> [Description of the task]:
Looking at the entries, how many lines hold the word "fraction"? State the number by itself.

[Recorded information Boundary: Start]

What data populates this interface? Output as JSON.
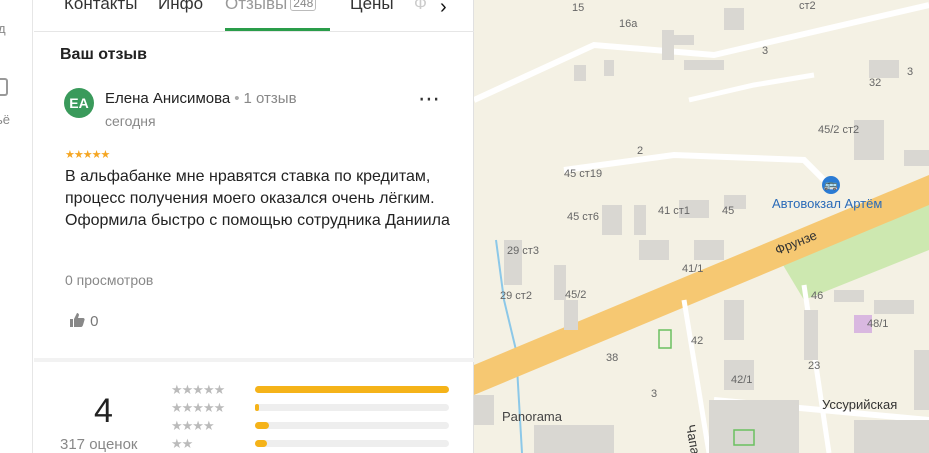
{
  "edge": {
    "item1": "д",
    "item2": "ьё"
  },
  "tabs": {
    "items": [
      {
        "label": "Контакты"
      },
      {
        "label": "Инфо"
      },
      {
        "label": "Отзывы",
        "count": "248",
        "active": true
      },
      {
        "label": "Цены"
      },
      {
        "label": "Ф"
      }
    ],
    "next_icon": "chevron-right-icon"
  },
  "review": {
    "section_title": "Ваш отзыв",
    "avatar_initials": "ЕА",
    "avatar_color": "#3a9a5b",
    "author": "Елена Анисимова",
    "author_reviews": "1 отзыв",
    "date": "сегодня",
    "stars": 5,
    "text": "В альфабанке мне нравятся ставка по кредитам, процесс получения моего оказался очень лёгким. Оформила быстро с помощью сотрудника Даниила",
    "views": "0 просмотров",
    "likes": "0"
  },
  "summary": {
    "rating": "4",
    "count": "317 оценок",
    "bars": [
      {
        "stars": 5,
        "fraction": 1.0
      },
      {
        "stars": 4,
        "fraction": 0.02
      },
      {
        "stars": 3,
        "fraction": 0.07
      },
      {
        "stars": 2,
        "fraction": 0.06
      }
    ]
  },
  "map": {
    "labels": {
      "l15": "15",
      "l16a": "16а",
      "l3a": "3",
      "l3b": "3",
      "l32": "32",
      "l2": "2",
      "l45ct2": "45/2 ст2",
      "l45ct19": "45 ст19",
      "l41ct1": "41 ст1",
      "l45": "45",
      "l45ct6": "45 ст6",
      "l29ct3": "29 ст3",
      "l29ct2": "29 ст2",
      "l452": "45/2",
      "l411": "41/1",
      "l46": "46",
      "l481": "48/1",
      "l38": "38",
      "l42": "42",
      "l421": "42/1",
      "l23": "23",
      "l3c": "3",
      "lct2": "ст2"
    },
    "bus_station": "Автовокзал Артём",
    "street_main": "Фрунзе",
    "street_2": "Уссурийская",
    "poi": "Panorama",
    "street_3": "Чапа"
  },
  "colors": {
    "accent_green": "#2a9d4a",
    "star": "#f5b319",
    "map_road": "#f6c872",
    "map_park": "#cde8b0"
  }
}
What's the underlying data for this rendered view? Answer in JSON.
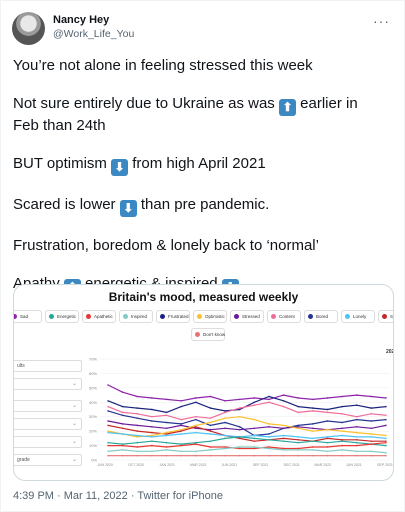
{
  "author": {
    "name": "Nancy Hey",
    "handle": "@Work_Life_You"
  },
  "tweet_lines": [
    "You’re not alone in feeling stressed this week",
    "Not sure entirely due to Ukraine as was ⬆️ earlier in Feb than 24th",
    "BUT optimism ⬇️ from high April 2021",
    "Scared is lower ⬇️ than pre pandemic.",
    "Frustration, boredom & lonely  back to ‘normal’",
    "Apathy ⬆️ energetic & inspired ⬇️"
  ],
  "tweet": {
    "l1": "You’re not alone in feeling stressed this week",
    "l2a": "Not sure entirely due to Ukraine as was",
    "l2b": "earlier in",
    "l2c": "Feb than 24th",
    "l3a": "BUT optimism",
    "l3b": "from high April 2021",
    "l4a": "Scared is lower",
    "l4b": "than pre pandemic.",
    "l5": "Frustration, boredom & lonely  back to ‘normal’",
    "l6a": "Apathy",
    "l6b": "energetic & inspired"
  },
  "chart": {
    "title": "Britain's mood, measured weekly",
    "legend": [
      {
        "label": "Sad",
        "color": "#8e24aa"
      },
      {
        "label": "Energetic",
        "color": "#26a69a"
      },
      {
        "label": "Apathetic",
        "color": "#e53935"
      },
      {
        "label": "Inspired",
        "color": "#80cbc4"
      },
      {
        "label": "Frustrated",
        "color": "#1a237e"
      },
      {
        "label": "Optimistic",
        "color": "#fbc02d"
      },
      {
        "label": "Stressed",
        "color": "#6a1b9a"
      },
      {
        "label": "Content",
        "color": "#ef6c9a"
      },
      {
        "label": "Bored",
        "color": "#283593"
      },
      {
        "label": "Lonely",
        "color": "#4fc3f7"
      },
      {
        "label": "Scared",
        "color": "#c62828"
      },
      {
        "label": "Don't know",
        "color": "#e57373"
      }
    ],
    "sidebar_labels": [
      "ults",
      "",
      "",
      "",
      "",
      "grade"
    ],
    "partial_label": "202",
    "y_ticks": [
      "70%",
      "60%",
      "50%",
      "40%",
      "30%",
      "20%",
      "10%",
      "0%"
    ],
    "x_ticks": [
      "JUN 2020",
      "OCT 2020",
      "JAN 2021",
      "MAR 2021",
      "JUN 2021",
      "SEP 2021",
      "DEC 2021",
      "MAR 2022",
      "JUN 2021",
      "SEP 2021"
    ]
  },
  "chart_data": {
    "type": "line",
    "title": "Britain's mood, measured weekly",
    "ylim": [
      0,
      70
    ],
    "series": [
      {
        "name": "Stressed",
        "color": "#8e24aa",
        "values": [
          52,
          47,
          44,
          43,
          42,
          41,
          43,
          44,
          41,
          42,
          43,
          42,
          45,
          43,
          42,
          43,
          44,
          45,
          44,
          43
        ]
      },
      {
        "name": "Frustrated",
        "color": "#1a237e",
        "values": [
          41,
          37,
          36,
          35,
          33,
          37,
          40,
          36,
          34,
          35,
          40,
          44,
          41,
          37,
          36,
          35,
          37,
          38,
          36,
          37
        ]
      },
      {
        "name": "Content",
        "color": "#ef6c9a",
        "values": [
          37,
          33,
          32,
          30,
          31,
          28,
          30,
          29,
          33,
          36,
          38,
          40,
          37,
          33,
          34,
          33,
          32,
          30,
          32,
          31
        ]
      },
      {
        "name": "Bored",
        "color": "#283593",
        "values": [
          34,
          31,
          29,
          27,
          26,
          25,
          28,
          24,
          26,
          23,
          17,
          18,
          22,
          24,
          25,
          27,
          26,
          28,
          27,
          28
        ]
      },
      {
        "name": "Sad",
        "color": "#6a1b9a",
        "values": [
          27,
          25,
          24,
          23,
          22,
          24,
          22,
          21,
          22,
          21,
          22,
          23,
          22,
          23,
          22,
          21,
          22,
          23,
          22,
          24
        ]
      },
      {
        "name": "Scared",
        "color": "#c62828",
        "values": [
          24,
          22,
          20,
          19,
          18,
          20,
          23,
          20,
          17,
          15,
          13,
          14,
          15,
          14,
          13,
          15,
          14,
          14,
          13,
          13
        ]
      },
      {
        "name": "Optimistic",
        "color": "#fbc02d",
        "values": [
          20,
          18,
          16,
          17,
          19,
          21,
          24,
          26,
          29,
          30,
          28,
          25,
          24,
          22,
          20,
          21,
          20,
          19,
          18,
          17
        ]
      },
      {
        "name": "Lonely",
        "color": "#4fc3f7",
        "values": [
          19,
          18,
          17,
          16,
          17,
          18,
          19,
          18,
          17,
          16,
          17,
          16,
          17,
          16,
          15,
          16,
          17,
          16,
          16,
          15
        ]
      },
      {
        "name": "Energetic",
        "color": "#26a69a",
        "values": [
          12,
          11,
          12,
          13,
          12,
          11,
          12,
          13,
          15,
          16,
          15,
          14,
          13,
          12,
          13,
          12,
          13,
          12,
          11,
          10
        ]
      },
      {
        "name": "Apathetic",
        "color": "#e53935",
        "values": [
          10,
          10,
          9,
          10,
          9,
          10,
          11,
          9,
          9,
          8,
          8,
          9,
          8,
          8,
          9,
          9,
          10,
          10,
          11,
          12
        ]
      },
      {
        "name": "Inspired",
        "color": "#80cbc4",
        "values": [
          6,
          7,
          6,
          6,
          7,
          6,
          6,
          7,
          8,
          9,
          9,
          8,
          7,
          7,
          7,
          6,
          7,
          6,
          6,
          5
        ]
      },
      {
        "name": "Don't know",
        "color": "#e57373",
        "values": [
          3,
          3,
          3,
          3,
          3,
          3,
          3,
          3,
          3,
          3,
          3,
          3,
          3,
          3,
          3,
          3,
          3,
          3,
          3,
          3
        ]
      }
    ]
  },
  "footer": {
    "time": "4:39 PM",
    "sep1": " · ",
    "date": "Mar 11, 2022",
    "sep2": " · ",
    "source": "Twitter for iPhone"
  }
}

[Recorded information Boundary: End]

> [Answer for the task]:
4